Contributed by: Aaron T. Becker, Benedict Isichei and Praveen Reddy Padala (December 2017)
Open content licensed under CC BY-NC-SA
The set of all possible configurations of a two-link, planar-arm robot can be represented in a two-dimensional phase space. Of particular interest are the configurations in which the robot collides with one of the obstacles. A resolution-complete planner returns a path between the initial and final configuration if it exists or returns that such a path is impossible. The path is discovered using breadth-first search in the phase space, which calculates the distance to every configuration reachable from the initial configuration. In this Demonstration, path distance is shown by a gradient that darkens with distance from the initial configuration. Even if configurations are close in the configuration space, obstacles may make moving between them require a longer distance.
This Demonstration computes the obstacle regions using unit squares and determines if the centroid of each square is in a collision. Given and , one collision computation is trivial.
However, computing the phase-space obstacle region is more difficult because the size of the space representation grows exponentially with the number of degrees of freedom (independent joints) of the robot.
Consider how many -dimensional unit squares are required to fill a space of size . For a one-dimensional space, units are needed. For a two-dimensional space, squares are needed. For an -dimensional space, hypercubes would be required. The number of collision computations grows exponentially with the number of joints in the robot, making breadth-first search computationally infeasible for robots with many joints.
The phase space for a two-link, planar robot can be represented on a torus. When rotation joint 1 moves past , it returns to angle 0. This is represented by dashed and solid lines of the same color. If the phase space were printed on a rubber sheet and cut out and the dashed and solid lines of each color were joined, the resulting shape would be a torus. In this Demonstration, moving the locator past the edge of the phase space wraps the angle around .

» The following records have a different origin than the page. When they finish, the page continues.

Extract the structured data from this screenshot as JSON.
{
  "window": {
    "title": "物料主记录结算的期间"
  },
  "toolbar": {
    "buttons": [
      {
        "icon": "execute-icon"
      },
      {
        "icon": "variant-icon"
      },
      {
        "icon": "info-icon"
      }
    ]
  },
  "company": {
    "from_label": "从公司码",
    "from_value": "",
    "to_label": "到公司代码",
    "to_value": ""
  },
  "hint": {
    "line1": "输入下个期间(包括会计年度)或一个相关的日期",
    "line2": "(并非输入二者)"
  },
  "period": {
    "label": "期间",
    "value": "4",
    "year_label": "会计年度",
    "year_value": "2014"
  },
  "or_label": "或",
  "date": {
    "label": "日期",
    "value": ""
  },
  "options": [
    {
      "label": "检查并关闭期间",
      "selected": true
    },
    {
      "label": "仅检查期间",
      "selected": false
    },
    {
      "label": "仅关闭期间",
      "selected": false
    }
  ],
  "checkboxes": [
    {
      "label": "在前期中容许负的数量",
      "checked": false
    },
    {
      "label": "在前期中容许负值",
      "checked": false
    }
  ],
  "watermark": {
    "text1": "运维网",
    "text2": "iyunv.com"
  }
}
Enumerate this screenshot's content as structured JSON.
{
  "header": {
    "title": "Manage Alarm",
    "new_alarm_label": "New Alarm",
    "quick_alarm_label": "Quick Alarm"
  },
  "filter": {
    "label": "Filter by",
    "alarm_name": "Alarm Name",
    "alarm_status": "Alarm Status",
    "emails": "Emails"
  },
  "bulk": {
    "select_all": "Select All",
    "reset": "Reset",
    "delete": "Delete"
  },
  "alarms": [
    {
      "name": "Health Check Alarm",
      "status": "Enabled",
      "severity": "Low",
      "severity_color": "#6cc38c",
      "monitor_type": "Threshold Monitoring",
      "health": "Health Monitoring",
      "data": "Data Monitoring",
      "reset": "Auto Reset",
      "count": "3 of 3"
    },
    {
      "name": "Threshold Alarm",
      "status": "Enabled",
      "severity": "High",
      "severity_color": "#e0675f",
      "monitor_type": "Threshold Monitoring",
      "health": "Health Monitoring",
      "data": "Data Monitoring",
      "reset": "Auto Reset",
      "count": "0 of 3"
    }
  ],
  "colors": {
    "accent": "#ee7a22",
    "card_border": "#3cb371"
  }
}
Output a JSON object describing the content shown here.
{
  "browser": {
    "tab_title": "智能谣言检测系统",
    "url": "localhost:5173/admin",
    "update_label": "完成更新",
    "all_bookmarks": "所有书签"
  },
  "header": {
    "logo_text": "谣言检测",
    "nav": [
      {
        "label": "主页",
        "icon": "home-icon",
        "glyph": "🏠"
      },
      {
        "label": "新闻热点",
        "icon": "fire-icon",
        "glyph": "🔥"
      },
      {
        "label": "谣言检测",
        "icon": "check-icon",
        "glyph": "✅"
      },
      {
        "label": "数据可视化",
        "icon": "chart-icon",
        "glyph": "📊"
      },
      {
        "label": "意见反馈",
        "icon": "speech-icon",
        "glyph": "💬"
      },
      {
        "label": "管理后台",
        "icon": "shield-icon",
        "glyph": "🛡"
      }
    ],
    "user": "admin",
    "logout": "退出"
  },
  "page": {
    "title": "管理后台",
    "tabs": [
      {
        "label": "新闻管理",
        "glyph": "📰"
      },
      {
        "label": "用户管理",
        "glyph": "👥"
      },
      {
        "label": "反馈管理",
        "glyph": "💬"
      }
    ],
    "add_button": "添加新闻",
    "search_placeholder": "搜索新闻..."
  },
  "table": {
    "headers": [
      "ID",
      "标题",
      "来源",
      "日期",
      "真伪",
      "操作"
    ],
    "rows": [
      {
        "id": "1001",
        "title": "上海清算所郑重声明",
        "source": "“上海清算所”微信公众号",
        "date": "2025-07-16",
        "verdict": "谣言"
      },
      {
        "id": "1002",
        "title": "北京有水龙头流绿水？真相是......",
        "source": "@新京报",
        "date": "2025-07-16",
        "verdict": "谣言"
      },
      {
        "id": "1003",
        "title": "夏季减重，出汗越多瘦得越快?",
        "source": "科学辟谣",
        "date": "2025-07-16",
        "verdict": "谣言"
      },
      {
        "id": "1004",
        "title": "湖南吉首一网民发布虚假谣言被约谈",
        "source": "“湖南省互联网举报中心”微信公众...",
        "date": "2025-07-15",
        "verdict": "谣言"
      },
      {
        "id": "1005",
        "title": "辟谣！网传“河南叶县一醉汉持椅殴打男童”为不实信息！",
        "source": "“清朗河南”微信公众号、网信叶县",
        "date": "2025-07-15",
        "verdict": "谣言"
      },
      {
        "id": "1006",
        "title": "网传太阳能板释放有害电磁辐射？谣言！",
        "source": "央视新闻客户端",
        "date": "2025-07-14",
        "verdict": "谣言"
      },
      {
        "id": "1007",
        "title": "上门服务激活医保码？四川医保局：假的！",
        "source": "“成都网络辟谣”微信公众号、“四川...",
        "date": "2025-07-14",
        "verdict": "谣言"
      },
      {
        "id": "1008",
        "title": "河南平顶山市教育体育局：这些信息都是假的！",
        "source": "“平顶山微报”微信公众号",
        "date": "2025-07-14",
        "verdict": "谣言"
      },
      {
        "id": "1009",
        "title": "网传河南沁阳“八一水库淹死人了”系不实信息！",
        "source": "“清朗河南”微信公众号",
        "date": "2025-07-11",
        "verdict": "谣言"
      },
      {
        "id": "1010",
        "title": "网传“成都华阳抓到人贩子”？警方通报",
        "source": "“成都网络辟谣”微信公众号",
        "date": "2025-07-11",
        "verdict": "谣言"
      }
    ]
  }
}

 M. Spong, S. Hutchinson and M. Vidyasagar, Robot Modeling and Control, Hoboken, NJ: John Wiley & Sons, 2006.